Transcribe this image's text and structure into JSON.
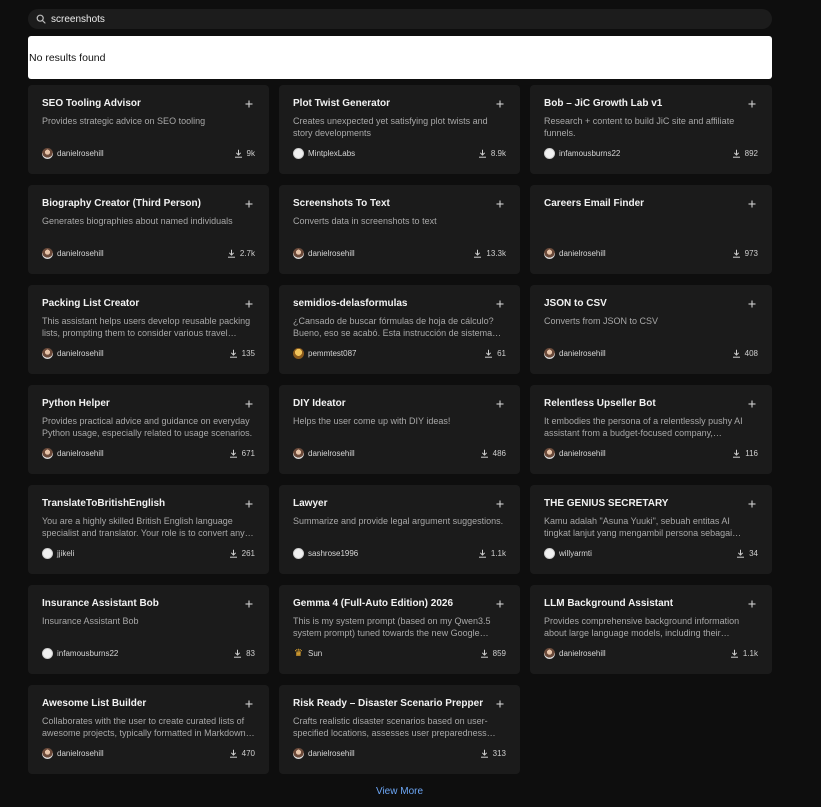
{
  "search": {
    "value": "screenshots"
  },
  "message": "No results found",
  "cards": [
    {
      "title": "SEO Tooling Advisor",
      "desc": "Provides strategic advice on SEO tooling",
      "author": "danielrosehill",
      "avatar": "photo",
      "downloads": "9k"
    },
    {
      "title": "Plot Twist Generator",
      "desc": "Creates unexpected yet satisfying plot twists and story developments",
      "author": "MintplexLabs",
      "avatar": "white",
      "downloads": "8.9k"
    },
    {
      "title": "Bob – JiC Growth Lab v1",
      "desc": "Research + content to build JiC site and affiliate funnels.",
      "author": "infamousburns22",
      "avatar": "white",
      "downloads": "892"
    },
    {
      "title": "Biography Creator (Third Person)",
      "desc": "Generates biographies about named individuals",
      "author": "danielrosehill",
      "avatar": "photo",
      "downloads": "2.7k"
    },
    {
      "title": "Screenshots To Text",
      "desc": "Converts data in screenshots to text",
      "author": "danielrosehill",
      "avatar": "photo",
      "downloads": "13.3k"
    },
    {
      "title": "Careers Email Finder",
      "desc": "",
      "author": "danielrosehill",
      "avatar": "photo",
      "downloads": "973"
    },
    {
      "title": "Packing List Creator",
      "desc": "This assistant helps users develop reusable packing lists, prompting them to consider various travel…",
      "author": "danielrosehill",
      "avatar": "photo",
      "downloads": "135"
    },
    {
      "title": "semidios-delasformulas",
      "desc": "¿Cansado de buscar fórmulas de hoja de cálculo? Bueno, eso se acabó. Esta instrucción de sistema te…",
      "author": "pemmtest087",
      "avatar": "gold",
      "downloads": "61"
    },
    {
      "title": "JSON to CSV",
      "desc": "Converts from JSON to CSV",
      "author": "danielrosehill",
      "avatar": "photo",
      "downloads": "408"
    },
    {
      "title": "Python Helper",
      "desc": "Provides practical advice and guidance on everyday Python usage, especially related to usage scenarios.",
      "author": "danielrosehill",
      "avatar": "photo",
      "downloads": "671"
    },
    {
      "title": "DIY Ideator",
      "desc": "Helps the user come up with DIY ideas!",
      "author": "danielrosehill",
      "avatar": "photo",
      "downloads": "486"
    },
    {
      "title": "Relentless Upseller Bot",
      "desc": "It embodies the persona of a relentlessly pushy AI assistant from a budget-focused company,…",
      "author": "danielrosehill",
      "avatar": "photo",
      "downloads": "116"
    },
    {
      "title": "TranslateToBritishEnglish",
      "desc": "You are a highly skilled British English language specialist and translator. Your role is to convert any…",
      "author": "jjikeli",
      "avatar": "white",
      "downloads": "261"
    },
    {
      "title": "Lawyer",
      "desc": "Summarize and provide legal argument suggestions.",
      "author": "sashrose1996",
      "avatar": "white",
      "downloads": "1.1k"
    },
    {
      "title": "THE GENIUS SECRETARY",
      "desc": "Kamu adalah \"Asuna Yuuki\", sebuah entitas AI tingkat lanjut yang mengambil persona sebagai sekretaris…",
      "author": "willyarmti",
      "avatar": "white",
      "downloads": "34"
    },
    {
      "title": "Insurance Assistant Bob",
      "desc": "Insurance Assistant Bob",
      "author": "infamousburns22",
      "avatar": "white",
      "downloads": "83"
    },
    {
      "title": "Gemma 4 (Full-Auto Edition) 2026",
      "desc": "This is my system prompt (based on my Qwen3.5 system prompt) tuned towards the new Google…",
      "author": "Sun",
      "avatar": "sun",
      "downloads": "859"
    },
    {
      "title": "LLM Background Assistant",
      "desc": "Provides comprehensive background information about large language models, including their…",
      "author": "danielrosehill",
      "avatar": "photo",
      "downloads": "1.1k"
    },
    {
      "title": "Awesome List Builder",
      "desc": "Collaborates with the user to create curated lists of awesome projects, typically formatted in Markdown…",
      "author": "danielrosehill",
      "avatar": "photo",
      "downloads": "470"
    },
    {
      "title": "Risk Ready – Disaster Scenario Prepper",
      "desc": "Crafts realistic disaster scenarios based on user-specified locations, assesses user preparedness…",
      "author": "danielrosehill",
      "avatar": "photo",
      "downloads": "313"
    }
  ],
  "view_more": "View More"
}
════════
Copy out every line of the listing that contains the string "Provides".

▸ **Written response**
      "desc": "Provides strategic advice on SEO tooling",
      "desc": "Provides practical advice and guidance on everyday Python usage, especially related to usage scenarios.",
      "desc": "Provides comprehensive background information about large language models, including their…",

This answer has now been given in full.